Organization of somatosensory cortex in monotremes: In search of the prototypical plan

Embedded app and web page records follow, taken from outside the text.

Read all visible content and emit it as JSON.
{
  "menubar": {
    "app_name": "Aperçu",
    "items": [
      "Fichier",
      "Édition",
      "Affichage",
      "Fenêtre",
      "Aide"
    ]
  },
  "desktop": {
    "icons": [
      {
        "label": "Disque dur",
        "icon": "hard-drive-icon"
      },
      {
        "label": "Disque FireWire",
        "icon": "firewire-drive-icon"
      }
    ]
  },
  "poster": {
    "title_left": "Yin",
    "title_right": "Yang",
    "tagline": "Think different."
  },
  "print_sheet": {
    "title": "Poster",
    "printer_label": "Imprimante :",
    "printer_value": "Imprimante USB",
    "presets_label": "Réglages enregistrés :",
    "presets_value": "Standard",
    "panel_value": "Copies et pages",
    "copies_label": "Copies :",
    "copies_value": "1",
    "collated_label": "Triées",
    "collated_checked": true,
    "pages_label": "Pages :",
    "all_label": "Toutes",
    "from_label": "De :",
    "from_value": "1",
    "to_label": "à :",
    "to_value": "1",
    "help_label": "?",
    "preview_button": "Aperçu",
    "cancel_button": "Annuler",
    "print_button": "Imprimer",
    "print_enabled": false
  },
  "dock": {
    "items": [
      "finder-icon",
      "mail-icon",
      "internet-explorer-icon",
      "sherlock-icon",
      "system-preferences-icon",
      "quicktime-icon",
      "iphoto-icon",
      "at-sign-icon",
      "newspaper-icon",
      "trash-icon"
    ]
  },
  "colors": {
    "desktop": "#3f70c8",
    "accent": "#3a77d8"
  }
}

The present investigation was designed to determine the number and internal organization of somatosensory fields in monotremes. Microelectrode mapping methods were used in conjunction with cytochrome oxidase and myelin staining to reveal subdivisions and topography of somatosensory cortex in the platypus and the short-billed echidna. The neocortices of both monotremes were found to contain four representations of the body surface. A large area that contained neurons predominantly responsive to cutaneous stimulation of the contralateral body surface was identified as the primary somatosensory area (SI). Although the overall organization of SI was similar in both mammals, the platypus had a relatively larger representation of the bill. Furthermore, some of the neurons in the bill representation of SI were also responsive to low amplitude electrical stimulation. These neurons were spatially segregated from neurons responsive to pure mechanosensory stimulation. Another somatosensory field (R) was identified immediately rostral to SI. The topographic organization of R was similar to that found in SI; however, neurons in R responded most often to light pressure and taps to peripheral body parts. Neurons in cortex rostral to R were responsive to manipulation of joints and hard taps to the body. We termed this field the manipulation field (M). The mediolateral sequence of representation in M was similar to that of both SI and R, but was topographically less precise. Another somatosensory field, caudal to SI, was adjacent to SI laterally at the representation of the face, but medially was separated from SI by auditory cortex. Its position relative to SI and auditory cortex, and its topographic organization led us to hypothesize that this caudal field may be homologous to the parietal ventral area (PV) as described in other mammals. The evidence for the existence of four separate representations in somatosensory cortex in the two species of monotremes indicates that cortical organization is more complex in these mammals than was previously thought. Because the two monotreme families have been separate for at least 55 million years (Richardson, B. J.  Aust. Mammal. 11:71-73), the present results suggest either that the original differentiation of fields occurred very early in mammalian evolution or that the potential for differentiation of somatosensory cortex into multiple fields is highly constrained in evolution, so that both species arrived at the same solution independently.